Recently, a drug developed by scientists at the Stony Brook University’s Renaissance School of Medicine—that aims enzymes involved in the progression of pancreatic cancer cells—is showing potential for advanced treatment of metastatic pancreatic cancer. The novel drug Devimistat (or CPI-613) is being compounded with FOLFIRINOX—the standard chemotherapy regimen—to treat patients having pancreatic cancer. The phase three clinical trial—sponsored by Rafael Pharmaceuticals and approved by the FDA (Food and Drug Administration)—merged CPI-613 with FOLFIRINOX.
A past study with phase one showed an average overall patient survival rate of 20 months after the new combinations of drugs, while it was just 11 months after the treatment with chemotherapy alone. That same research revealed a tumor reduction—or tumor response rate—of 61% with the combination treatment, in comparison to nearly 32% with the standard regimen. Minsig Choi—Principal Investigator of the research—said, “This is an additional option for people with metastatic pancreatic cancer as it presents hope to considerably decrease their tumors and a method to control metastatic disease potentially.” Allegedly, CPI-613 is developed to treat the TCA (mitochondrial tricarboxylic acid) cycle, which is the course that generates energy for the tumor cells to sustain and multiply.
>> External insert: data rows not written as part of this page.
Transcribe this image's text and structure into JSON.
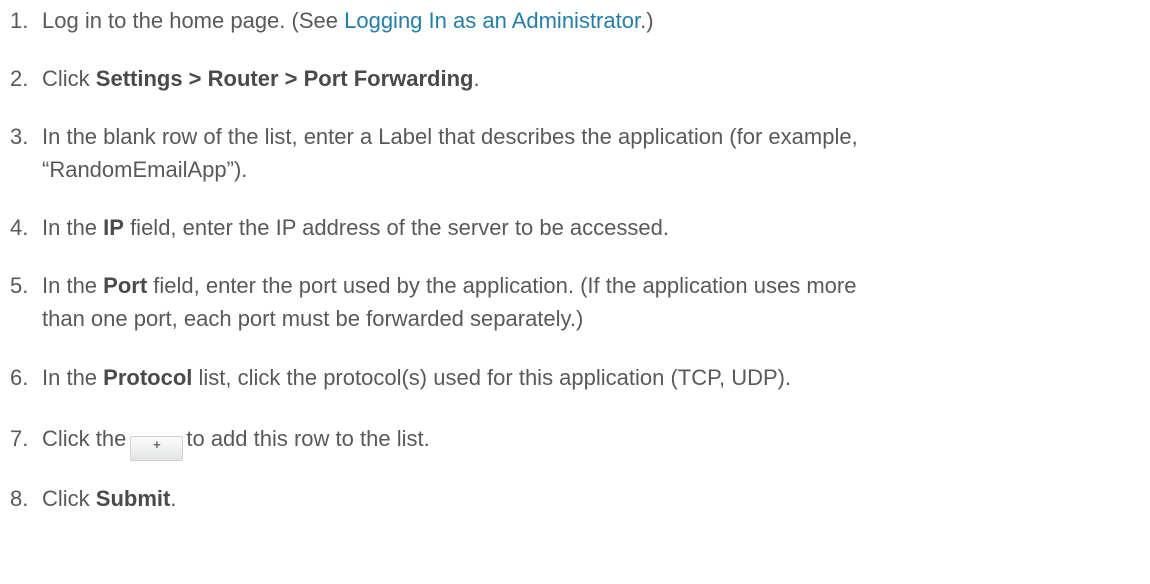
{
  "steps": [
    {
      "num": "1.",
      "pre": "Log in to the home page. (See ",
      "link": "Logging In as an Administrator",
      "post": ".)"
    },
    {
      "num": "2.",
      "pre": "Click ",
      "bold": "Settings > Router > Port Forwarding",
      "post": "."
    },
    {
      "num": "3.",
      "line1": "In the blank row of the list, enter a Label that describes the application (for example,",
      "line2": "“RandomEmailApp”)."
    },
    {
      "num": "4.",
      "pre": "In the ",
      "bold": "IP",
      "post": " field, enter the IP address of the server to be accessed."
    },
    {
      "num": "5.",
      "pre": "In the ",
      "bold": "Port",
      "post": " field, enter the port used by the application. (If the application uses more",
      "line2": "than one port, each port must be forwarded separately.)"
    },
    {
      "num": "6.",
      "pre": "In the ",
      "bold": "Protocol",
      "post": " list, click the protocol(s) used for this application (TCP, UDP)."
    },
    {
      "num": "7.",
      "pre": "Click the",
      "button": "+",
      "post": "to add this row to the list."
    },
    {
      "num": "8.",
      "pre": "Click ",
      "bold": "Submit",
      "post": "."
    }
  ]
}
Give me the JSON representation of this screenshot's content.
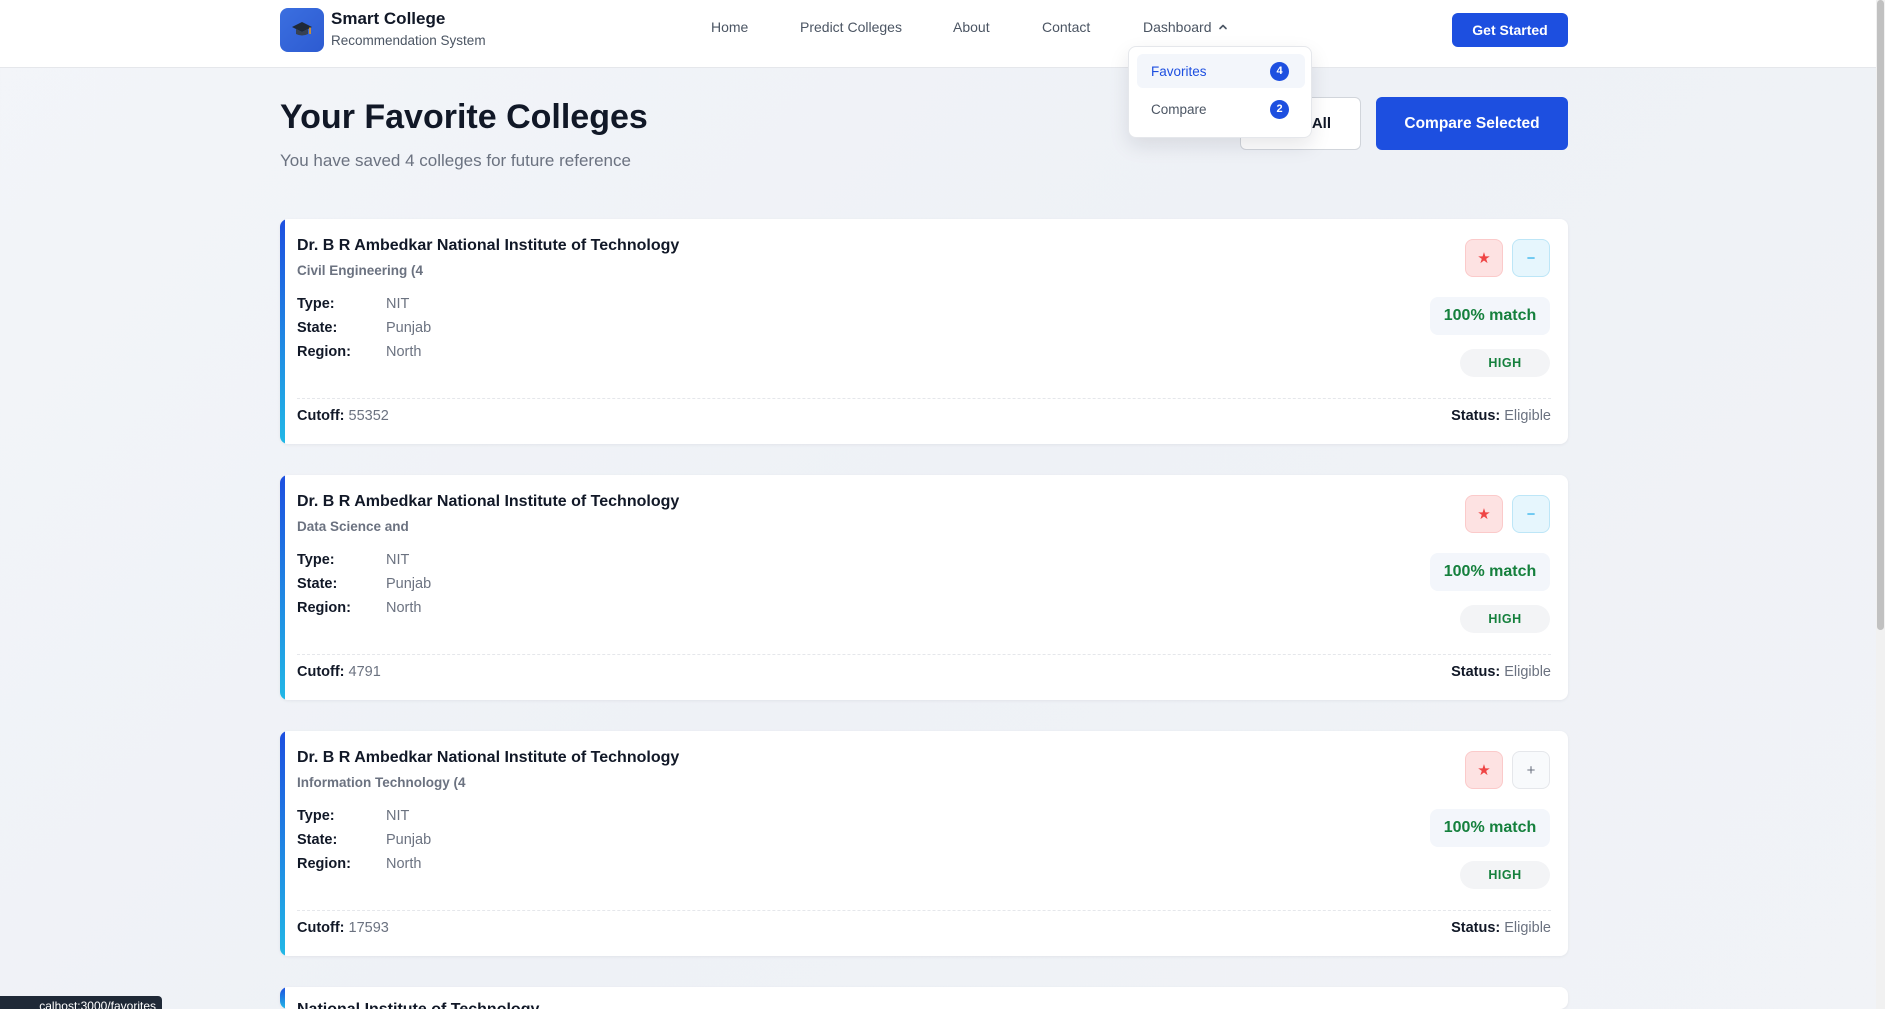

On a similar note, recently, a novel drug showed encouraging survival rate in pancreatic cancer. A clinical trial examining an innovative drug in pancreatic cancer had potential initial results as per to scientists from the UM’s (University of Michigan) Rogel Cancer Center. A phase one clinical trial targeted at AZD1775, which is an inhibitor designed to hinder an enzyme called Wee1 that has a function in DNA damage repair. The trial was built on approximately 20 Years of research at the UM that was focused on advancing the treatment of pancreatic cancer that is quite advanced for surgery.